Evolutionary geneticist recognised as world leader
Prof Terry Robinson, a zoologist from Stellenbosch University searching for genetic clues about the most primitive of African mammals, the Afrotheria, has been awarded an A2 rating from the National Research Foundation (NRF) which recognises him as a world class scientist in his field.
A-rated scientists are unequivocally accepted by their peers as world leaders in their fields of interest. Individuals are primarily evaluated on the high quality of their research outputs of the past eight years. The evaluation is done by national and international peers, and reviewers who are requested to critically scrutinise the completed research.
Prof Robinson is the fourteenth SU researcher to receive this honour from his peers in recent years.
Prof Robinson works in the fields of evolutionary genetics and aspects of chromosome biology such as molecular cytogenetics, systematics and phylogenomics. He uses technical advances in contemporary flow cytometry and data from the human and other sequenced genomes in his work.
His research group in the SU Department of Botany and Zoology explores question about the early evolution and relationship of Afrotheria, ancestral features of their genomic architecture, and the phylogenetic interpretation of chromosomal characters. Afrotheria contains six orders of mammals of probable African origin that lie at the root of the eutherian or placental mammal evolutionary tree.
“We are searching for clues about the common ancestor of mammals such the aardvark, elephant, golden mole and elephant shrew,” Prof Robinson said in explaining his work on the genome structure of mammals originating from Africa. “I want to find out just how the genetic material contained within these animals has been reshuffled in the evolutionary past, how species evolved, and how these animals are related to one another.”
Aspects of this research, which was initially funded by the Wellcome Trust, is done in collaboration with scientists at Cambridge University, the University of California, the University of Barcelona, the Australian National University, Canberra, and the Institute of Cytology and Genetics of the Russian Academy of Sciences.
Prof Robinson received his doctorate in 1981 from the University of Pretoria, after which he did postdoctoral work at the University of Texas MD Anderson Cancer and Tumor Research Institute and the Institute for Molecular Genetics, Baylor College of Medicine, both in Houston. He returned to South Africa to work as professor at the University of Pretoria (UP) and to establish a comprehensive molecular programme in its Department of Zoology.
Since moving to Stellenbosch University in late 1999 he has concentrated almost exclusively on evolutionary genetics, and in particular on developments in comparative genomics.

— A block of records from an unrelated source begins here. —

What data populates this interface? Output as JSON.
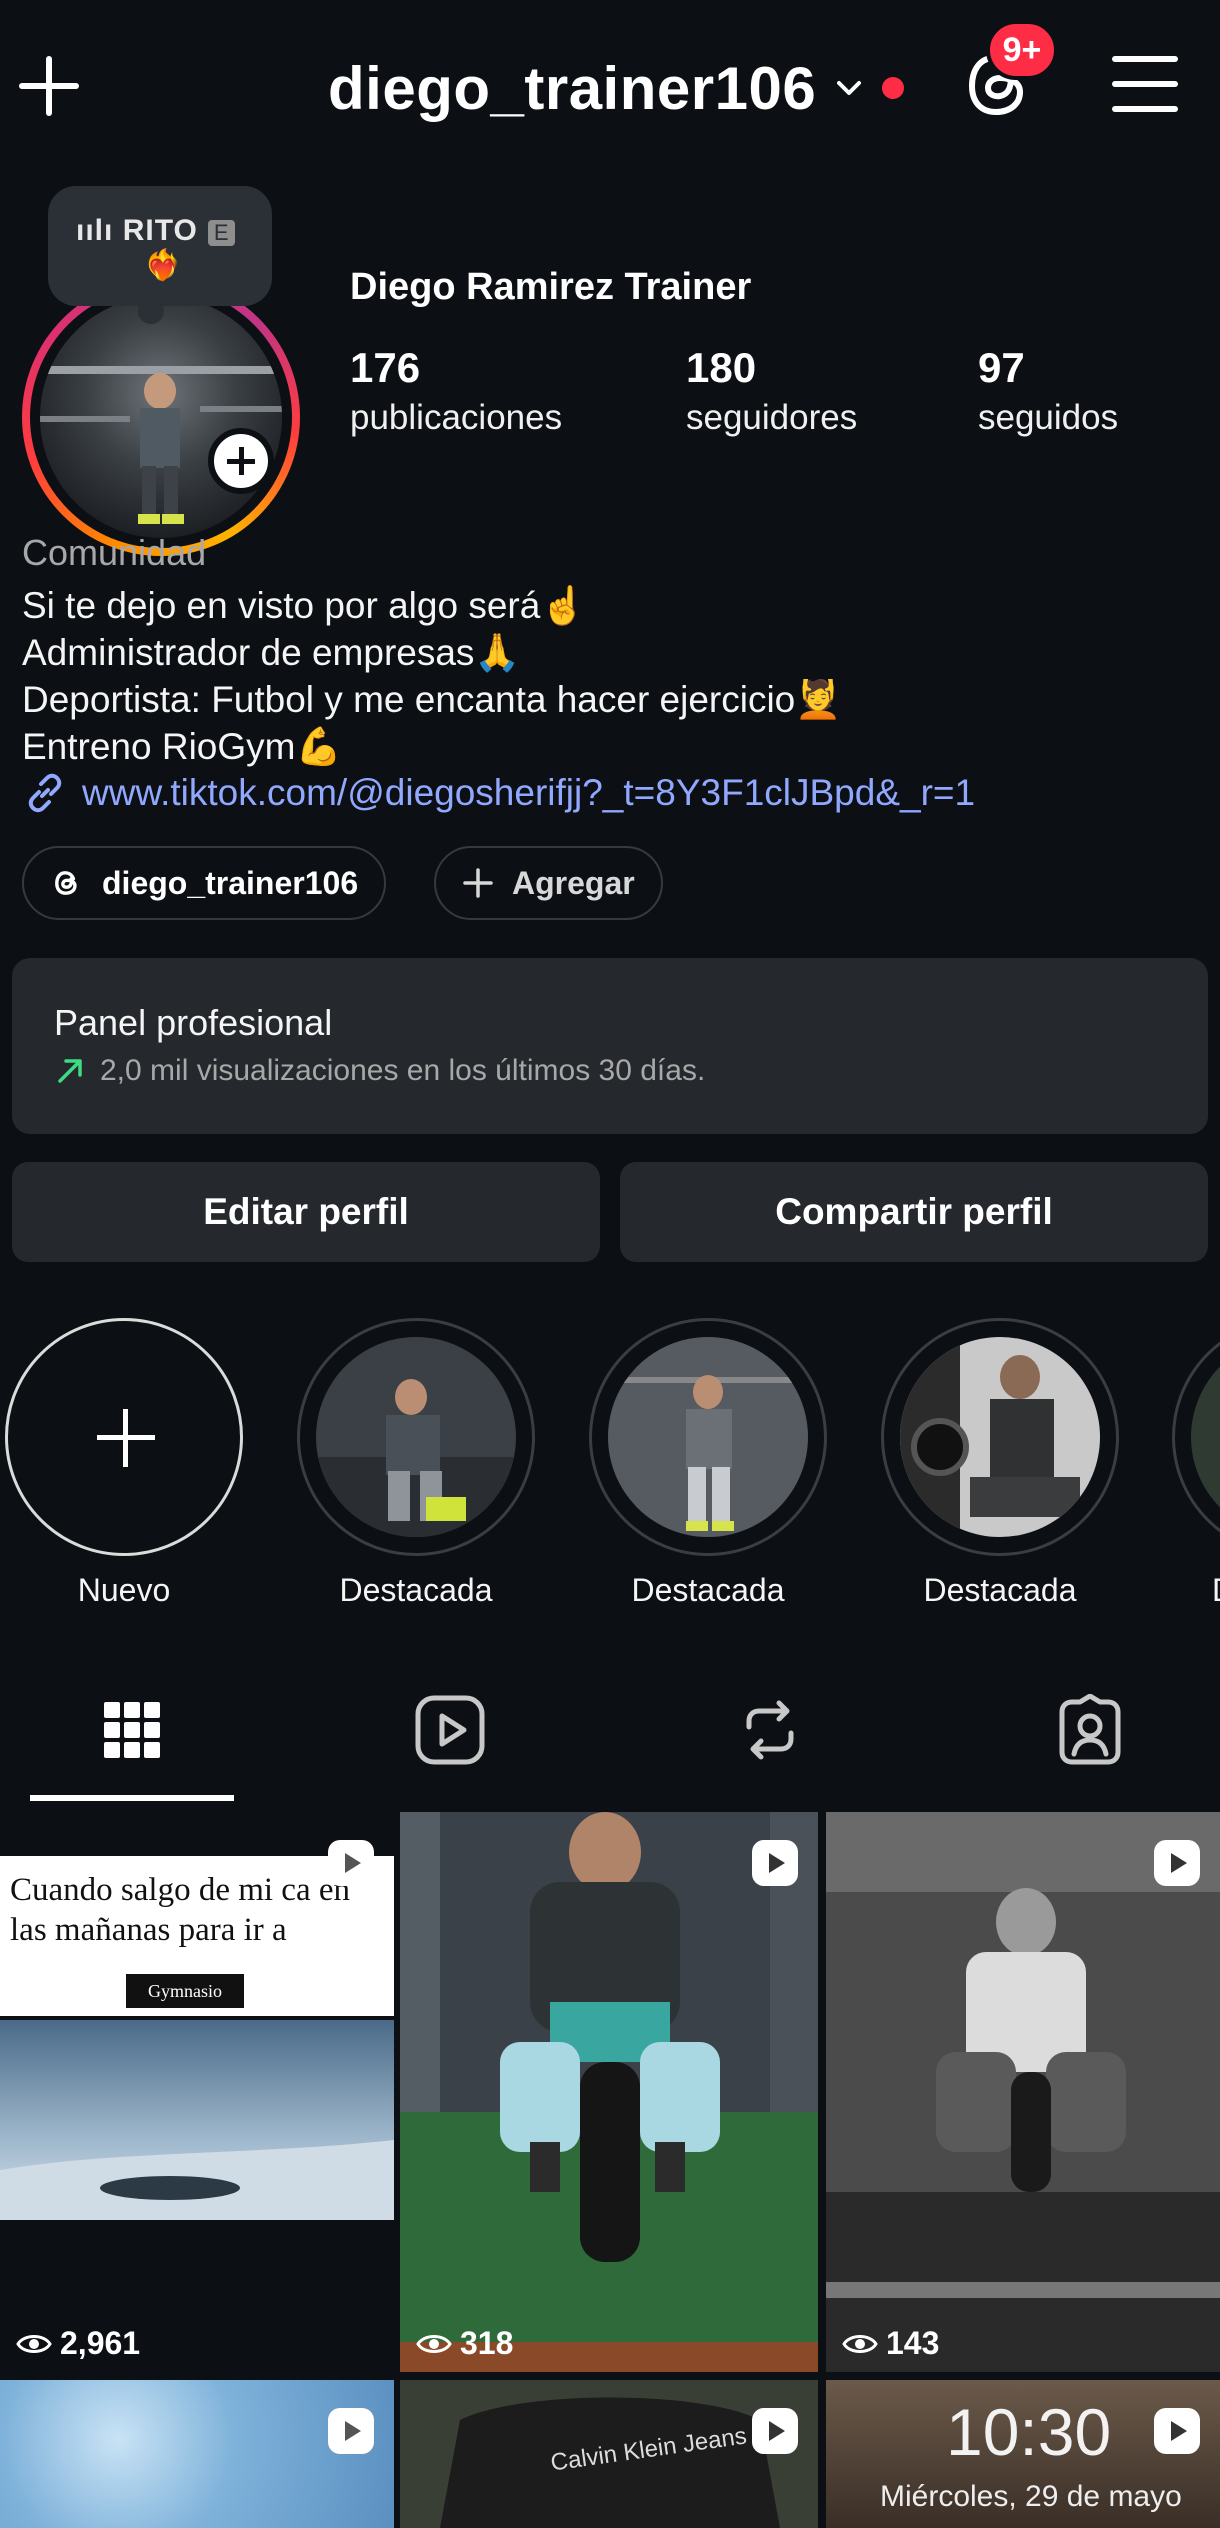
{
  "header": {
    "username": "diego_trainer106",
    "notification_badge": "9+",
    "accent_red": "#ff2c45"
  },
  "note": {
    "text": "RITO",
    "tag": "E",
    "emoji": "❤️‍🔥"
  },
  "profile": {
    "display_name": "Diego Ramirez Trainer",
    "stats": [
      {
        "value": "176",
        "label": "publicaciones"
      },
      {
        "value": "180",
        "label": "seguidores"
      },
      {
        "value": "97",
        "label": "seguidos"
      }
    ],
    "category": "Comunidad",
    "bio_lines": [
      "Si te dejo en visto por algo será☝️",
      "Administrador de empresas🙏",
      "Deportista: Futbol y me encanta hacer ejercicio💆",
      "Entreno RioGym💪"
    ],
    "link": "www.tiktok.com/@diegosherifjj?_t=8Y3F1clJBpd&_r=1",
    "link_color": "#91a8ff"
  },
  "pills": {
    "threads": "diego_trainer106",
    "add": "Agregar"
  },
  "pro_panel": {
    "title": "Panel profesional",
    "subtitle": "2,0 mil visualizaciones en los últimos 30 días."
  },
  "buttons": {
    "edit": "Editar perfil",
    "share": "Compartir perfil"
  },
  "highlights": [
    {
      "label": "Nuevo"
    },
    {
      "label": "Destacada"
    },
    {
      "label": "Destacada"
    },
    {
      "label": "Destacada"
    },
    {
      "label": "D"
    }
  ],
  "posts": [
    {
      "views": "2,961",
      "caption": "Cuando salgo de mi ca en las mañanas para ir a",
      "tag": "Gymnasio"
    },
    {
      "views": "318"
    },
    {
      "views": "143"
    },
    {
      "views": ""
    },
    {
      "views": "",
      "overlay": "Calvin Klein Jeans"
    },
    {
      "views": "",
      "clock": "10:30",
      "date": "Miércoles, 29 de mayo"
    }
  ]
}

He has twice received the Rectors Award for Research Excellence from Stellenbosch University, and was last year a recipient of the University of Pretoria’s (UP) Centenary Research Medal awarded to the top researchers produced by UP over the past 100 years. In 2003 Prof Robinson was also honoured with the Zoological Society of Southern Africa’s Gold Medal for his contributions to zoology in South Africa.
He is a regular guest speaker at international conferences, has published over 140 scientific papers and book chapters, and is on the editorial boards of several major international journals. His research attracts high calibre postdoctoral fellows and students.
Prof Robinson serves on the Afrotherian IUCN Specialist Group, is a founder member of the Executive Committee of the World Lagomorph Society, and has functioned in different capacities on NRF review committees. He is a Fellow of the Royal Society of South Africa, a Visiting Fellow at St Edmund’s College, Cambridge, and a member of the Academy of Science of South Africa.